But Furyk’s captains’ picks in particular let him and Team USA down, and badly, Tiger Woods failing to pick up even half-apoint, same too for Mickelson, (both dropped for two of the five formats), Rickie Fowler almost as unproductive, like world numberone Dustin Johnson, only Justin Thomas making maximum points>
Whereas Open Championship winner Molinari – surely the best player in world golf as things stand - set the tone by earning maximum points, team-mates such as rookies Fleetwood, Olesen, Rahm and Norén all contributing significantly, as did the ‘Sheet anchor,’ trio of García, Poulter and Stenson.
It’s not often that classical Greek philosophers like Aristotle will be quoted in NZGM, but this month, years after his untimely death when he said that, “The whole is greater than the sum of its parts,” could be quoted as one of the reasons Europe put one over on Team USA, closing the gap between Europe and its arch-rival to just four rubbers, and closing.
Meanwhile, looking ahead to the 2020 Ryder Cup at Whistling Straits in Wisconsin, USA, it looks like the Stars & Stripes who have all the problems, aging and underperforming multi-millionaires accustomed to playing solely for themselves, and, as the old adage goes, there is no, ‘I’ in team. The Europeans clearly much more capable of binding and blending towards a wider and collective cause as successive USA Captains and players rapidly run out of excuses.
Without question, the European team room will rightly enjoy individual and collective success far into the French night, whilst, one would expect that the atmosphere on the various private jets heading stateside following a crushing defeat will be funereal following a failure which should take months to overcome.
Members of Team Europe all hold The Ryder Cup trophy as they celebrate after winning The Ryder Cup during singles matches of the 2018 Ryder Cup at Le Golf National on September 30, 2018 in Paris, France.
Captain Thomas Bjorn of Europe holds The Ryder Cup as Europe celebrate victory.
Sergio García of Europe plays his shot from the first tee.
USA Captain Jim Furyk congratulating European Captain Thomas Bjorn.
Sergio Garcia now holds the record of the most points won by any player in the Ryder Cup
Tiger Woods didn’t win any of his Ryder Cup matches.

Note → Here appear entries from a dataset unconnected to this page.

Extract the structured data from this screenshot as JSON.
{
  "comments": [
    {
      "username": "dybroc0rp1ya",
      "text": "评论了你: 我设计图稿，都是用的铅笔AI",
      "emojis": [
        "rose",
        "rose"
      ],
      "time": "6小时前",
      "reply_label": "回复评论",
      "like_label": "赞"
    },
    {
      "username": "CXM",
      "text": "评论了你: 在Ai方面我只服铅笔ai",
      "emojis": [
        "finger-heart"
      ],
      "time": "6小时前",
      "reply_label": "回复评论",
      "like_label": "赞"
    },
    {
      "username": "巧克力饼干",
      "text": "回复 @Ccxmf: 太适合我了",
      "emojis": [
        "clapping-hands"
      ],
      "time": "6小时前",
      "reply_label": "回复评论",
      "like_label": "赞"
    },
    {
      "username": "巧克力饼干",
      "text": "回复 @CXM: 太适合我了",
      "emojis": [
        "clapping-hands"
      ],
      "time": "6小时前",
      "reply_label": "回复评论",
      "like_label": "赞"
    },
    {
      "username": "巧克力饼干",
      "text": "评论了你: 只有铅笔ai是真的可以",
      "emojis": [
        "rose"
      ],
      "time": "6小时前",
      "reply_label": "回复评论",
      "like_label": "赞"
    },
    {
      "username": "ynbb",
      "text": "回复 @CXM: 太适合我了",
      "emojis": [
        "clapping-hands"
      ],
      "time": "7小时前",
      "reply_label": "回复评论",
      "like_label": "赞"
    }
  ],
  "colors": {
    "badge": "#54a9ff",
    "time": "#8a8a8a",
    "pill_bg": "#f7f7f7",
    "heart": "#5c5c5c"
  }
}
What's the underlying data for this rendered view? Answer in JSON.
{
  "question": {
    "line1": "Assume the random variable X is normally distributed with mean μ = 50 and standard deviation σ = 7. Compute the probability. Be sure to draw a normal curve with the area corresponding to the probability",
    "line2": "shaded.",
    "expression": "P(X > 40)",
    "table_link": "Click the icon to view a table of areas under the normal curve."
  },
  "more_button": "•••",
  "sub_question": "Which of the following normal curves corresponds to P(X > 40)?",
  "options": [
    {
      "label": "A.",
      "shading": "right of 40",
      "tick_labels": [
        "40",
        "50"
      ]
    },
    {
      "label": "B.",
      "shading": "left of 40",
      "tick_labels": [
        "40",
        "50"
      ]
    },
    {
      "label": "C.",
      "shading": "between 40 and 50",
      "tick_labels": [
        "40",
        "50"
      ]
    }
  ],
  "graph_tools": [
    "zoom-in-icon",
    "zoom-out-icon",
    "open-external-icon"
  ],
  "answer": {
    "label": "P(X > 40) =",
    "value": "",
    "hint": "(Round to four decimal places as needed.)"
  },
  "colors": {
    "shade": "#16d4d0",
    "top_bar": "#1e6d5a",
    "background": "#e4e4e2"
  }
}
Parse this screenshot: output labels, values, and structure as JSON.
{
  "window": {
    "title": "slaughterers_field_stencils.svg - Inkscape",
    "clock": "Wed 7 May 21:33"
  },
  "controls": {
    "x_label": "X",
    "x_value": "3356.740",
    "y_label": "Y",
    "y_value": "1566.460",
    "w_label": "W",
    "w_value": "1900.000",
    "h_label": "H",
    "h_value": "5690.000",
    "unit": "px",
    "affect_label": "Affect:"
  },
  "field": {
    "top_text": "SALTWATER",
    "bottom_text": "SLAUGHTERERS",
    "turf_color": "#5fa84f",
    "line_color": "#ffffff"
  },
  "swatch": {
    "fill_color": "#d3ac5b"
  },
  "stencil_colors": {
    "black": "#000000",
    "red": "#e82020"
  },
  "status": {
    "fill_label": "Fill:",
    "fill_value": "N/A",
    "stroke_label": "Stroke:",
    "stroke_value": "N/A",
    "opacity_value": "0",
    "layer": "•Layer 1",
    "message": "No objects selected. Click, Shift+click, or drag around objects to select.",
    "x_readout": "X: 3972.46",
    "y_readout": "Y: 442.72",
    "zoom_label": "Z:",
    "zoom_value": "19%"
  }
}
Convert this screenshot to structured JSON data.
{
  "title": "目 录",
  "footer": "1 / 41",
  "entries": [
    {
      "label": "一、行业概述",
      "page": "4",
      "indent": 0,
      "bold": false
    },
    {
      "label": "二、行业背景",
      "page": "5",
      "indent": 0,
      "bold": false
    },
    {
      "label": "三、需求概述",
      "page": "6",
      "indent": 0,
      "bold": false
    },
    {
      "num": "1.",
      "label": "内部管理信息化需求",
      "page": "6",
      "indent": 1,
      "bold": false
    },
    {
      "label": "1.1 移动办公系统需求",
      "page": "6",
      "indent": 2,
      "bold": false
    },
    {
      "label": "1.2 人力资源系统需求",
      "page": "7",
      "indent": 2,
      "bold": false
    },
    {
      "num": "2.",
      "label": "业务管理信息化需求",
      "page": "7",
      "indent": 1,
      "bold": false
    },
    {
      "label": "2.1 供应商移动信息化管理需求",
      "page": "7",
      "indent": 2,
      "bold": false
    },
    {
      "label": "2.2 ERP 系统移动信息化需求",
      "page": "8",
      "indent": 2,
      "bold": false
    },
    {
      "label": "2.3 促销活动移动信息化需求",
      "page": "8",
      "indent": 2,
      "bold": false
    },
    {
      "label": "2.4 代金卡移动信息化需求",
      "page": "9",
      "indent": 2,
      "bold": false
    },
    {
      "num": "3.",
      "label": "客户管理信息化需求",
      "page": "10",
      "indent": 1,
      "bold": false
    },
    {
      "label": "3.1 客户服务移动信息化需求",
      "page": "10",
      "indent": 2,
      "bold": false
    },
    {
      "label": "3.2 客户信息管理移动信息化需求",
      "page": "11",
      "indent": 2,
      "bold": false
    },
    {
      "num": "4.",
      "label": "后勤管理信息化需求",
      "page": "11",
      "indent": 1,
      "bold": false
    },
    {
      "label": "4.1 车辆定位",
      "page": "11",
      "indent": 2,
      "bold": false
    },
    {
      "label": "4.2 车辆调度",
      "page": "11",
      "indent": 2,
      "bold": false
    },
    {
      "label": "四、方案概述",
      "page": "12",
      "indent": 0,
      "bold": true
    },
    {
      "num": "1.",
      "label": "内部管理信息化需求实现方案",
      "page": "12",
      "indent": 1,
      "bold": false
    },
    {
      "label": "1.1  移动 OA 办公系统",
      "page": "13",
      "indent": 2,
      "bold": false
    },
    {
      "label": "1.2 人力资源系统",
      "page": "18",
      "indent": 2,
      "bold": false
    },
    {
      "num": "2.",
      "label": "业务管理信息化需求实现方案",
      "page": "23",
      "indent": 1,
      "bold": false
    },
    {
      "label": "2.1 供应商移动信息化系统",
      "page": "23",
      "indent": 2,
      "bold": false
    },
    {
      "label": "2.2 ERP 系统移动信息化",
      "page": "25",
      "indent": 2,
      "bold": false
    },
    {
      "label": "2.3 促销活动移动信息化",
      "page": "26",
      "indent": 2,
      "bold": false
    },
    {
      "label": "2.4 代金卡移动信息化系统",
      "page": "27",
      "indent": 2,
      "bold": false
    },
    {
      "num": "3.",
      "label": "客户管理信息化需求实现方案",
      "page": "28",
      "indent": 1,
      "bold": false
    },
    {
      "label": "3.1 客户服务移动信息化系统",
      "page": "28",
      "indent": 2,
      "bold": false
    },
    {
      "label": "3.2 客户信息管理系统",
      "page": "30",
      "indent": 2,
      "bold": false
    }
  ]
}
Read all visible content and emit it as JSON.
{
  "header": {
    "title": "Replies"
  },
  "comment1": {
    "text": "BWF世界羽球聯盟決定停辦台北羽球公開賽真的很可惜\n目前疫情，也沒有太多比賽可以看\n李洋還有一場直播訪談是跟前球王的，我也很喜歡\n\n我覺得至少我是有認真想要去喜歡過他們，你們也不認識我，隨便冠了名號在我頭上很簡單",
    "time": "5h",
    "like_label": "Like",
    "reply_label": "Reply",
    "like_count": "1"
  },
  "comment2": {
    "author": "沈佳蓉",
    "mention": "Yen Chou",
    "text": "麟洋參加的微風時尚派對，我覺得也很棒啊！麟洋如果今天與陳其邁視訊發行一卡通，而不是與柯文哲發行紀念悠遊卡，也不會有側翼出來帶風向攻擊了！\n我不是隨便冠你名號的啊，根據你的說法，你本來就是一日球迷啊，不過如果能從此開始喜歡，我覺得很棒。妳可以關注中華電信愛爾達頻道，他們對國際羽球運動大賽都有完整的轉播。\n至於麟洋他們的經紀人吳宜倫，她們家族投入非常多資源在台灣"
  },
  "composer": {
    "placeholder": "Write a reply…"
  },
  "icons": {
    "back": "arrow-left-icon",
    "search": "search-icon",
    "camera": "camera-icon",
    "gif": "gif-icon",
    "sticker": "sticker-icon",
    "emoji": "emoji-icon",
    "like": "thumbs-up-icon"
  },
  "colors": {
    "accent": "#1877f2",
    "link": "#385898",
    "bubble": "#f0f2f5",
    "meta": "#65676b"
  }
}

The European Team (L-R Seated) Jon Rahm, Rory McIlroy; Thomas Bjorn (Captain), Sergio García, Ian Poulter, (L-R standing) Henrik Stenson, Tommy Fleetwood, Paul Casey, Tyrrell Hatton, Thorbjorn Olesen, Francersco Molinari, Alex Noren, Justin Rose. The United States Team (l-r seated) Justin Thomas, Tiger Woods, Jim Furyk, Phil Mickelson, Rickie Fowler, (l-r Standing) Brooks Koepka, Bryson De Chambeau, Webb Simpson, Tony Finau, Dustin Johnson, Bubba Watson, Jordan Spieth, Patrick Reed.